NATO hits guard towers at Khadafy’s compound
Rebel leaders say funding running low
TRIPOLI, Libya — NATO warplanes struck Moammar Khadafy’s compound in Tripoli yesterday, as the new rebel administration warned that it was fast running out of money because countries that promised financial aid have not come through.
The air raid leveled guard towers on the walls of the compound, NATO said in a statement.
Nearly two dozen Libyan soldiers, including a colonel and other officers, have fled the country in two small boats and took refuge in neighboring Tunisia, where thousands fleeing the fighting in Libya have taken refuge.
A person who met with some of them says they fled rebel-held Misurata, arriving at Ketf port, near Ben Guerdane, on the Tunisian side of the border. The person who met with them yesterday asked to remain anonymous for security reasons. The group turned over their weapons to the Tunisian Army.
The official TAP news agency said 22 military, some ranking officers, arrived Friday in boats carrying a dozen civilians, two with bullet wounds.

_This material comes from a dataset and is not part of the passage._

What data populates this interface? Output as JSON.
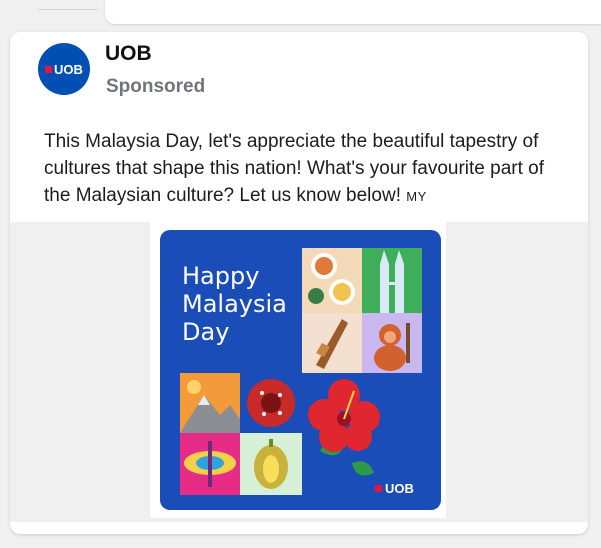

Alii Tarhouni, the rebel finance minister, complained that many countries that pledged aid have instead sent a string of businessmen looking for contracts from the oil-rich country.
“They are very vocal in terms of [offering financial] help but all that we have seen is that they are . . . looking for business,’’ Tarhouni said yesterday.
Tarhouni recently returned to Benghazi, the rebel bastion, from a trip overseas to drum up aid that included a visit to Rome, where the 22-nation Contract Group on Libya promised to set up a fund to help finance the rebel administration speedily.
“I think even our friends do not understand the urgency of the situation. Either they don’t understand, or they don’t care,’’ Tarhouni said.
Tarhouni singled out Qatar and Kuwait for their “generous, very generous help.’’
He did not specify the aid these countries have offered, but Qatar has sent fighter jets, airplanes full of food and medical aid, as well as helping the rebels market their oil.
Tarhouni also praised France, which was the driving force behind the UN no-fly zone. But “other than that, everybody is just talking,’’ he said. “So far, nothing has come through and I am fast running out of cash.’’
Tarhouni emphasized that the rebels’ National Transitional Council will be signing no long-term contracts.
While the rebel administration will honor previously signed contracts, Tarhouni indicated a new democratically elected government might do otherwise. “Right now, I am not going to sign any contract that has any consequences for the future of Libya, with the exception of what I need in terms of food, medicine, fuel,’’ he said.
Before the conflict, Libya, an Organization of Petroleum Exporting Countries member, produced about 1.6 million barrels per day, just under 2 percent of world production.
Also yesterday, an alliance spokesman said NATO fighter jets struck Khadafy’s Bab al-Aziziyah compound in Tripoli in the early hours yesterday. He said the Libyan leader was not a target and there was no way to know if he was there at the time of the attack.
The spokesman said that around noon a vehicle storage area in the same area was hit.
The strike sent a shuddering boom through Tripoli and rattled windows. Such a daylight attack is fairly unusual since NATO began its aerial attacks over Libya three months ago.
Airstrikes over the past week have pounded the large barracks area that lies close to the Khadafy compound. The same compound was badly damaged by US warplanes 25 years ago in response to a bombing that had killed two US servicemen at a German disco.
Yesterday’s airstrike came after leaders at a summit of the Group of Eight world powers reiterated that Khadafy had to leave power. Russia, a leading critic of the NATO campaign and one-time Khadafy ally offered to mediate a deal for the Libyan leader to leave the country.
Speaking at the summit in Deauville, France, President Dmitry Medvedev of Russia said Friday he was sending an envoy to the rebel stronghold of Benghazi immediately to start negotiating, and that talks with the Libyan government could take place later.
National Transitional Council head Mustafa Abdul-Jalil said yesterday that the rebels would accept negotiations led by anyone willing to find a solution — as long as it requires the departure of Khadafy and his sons.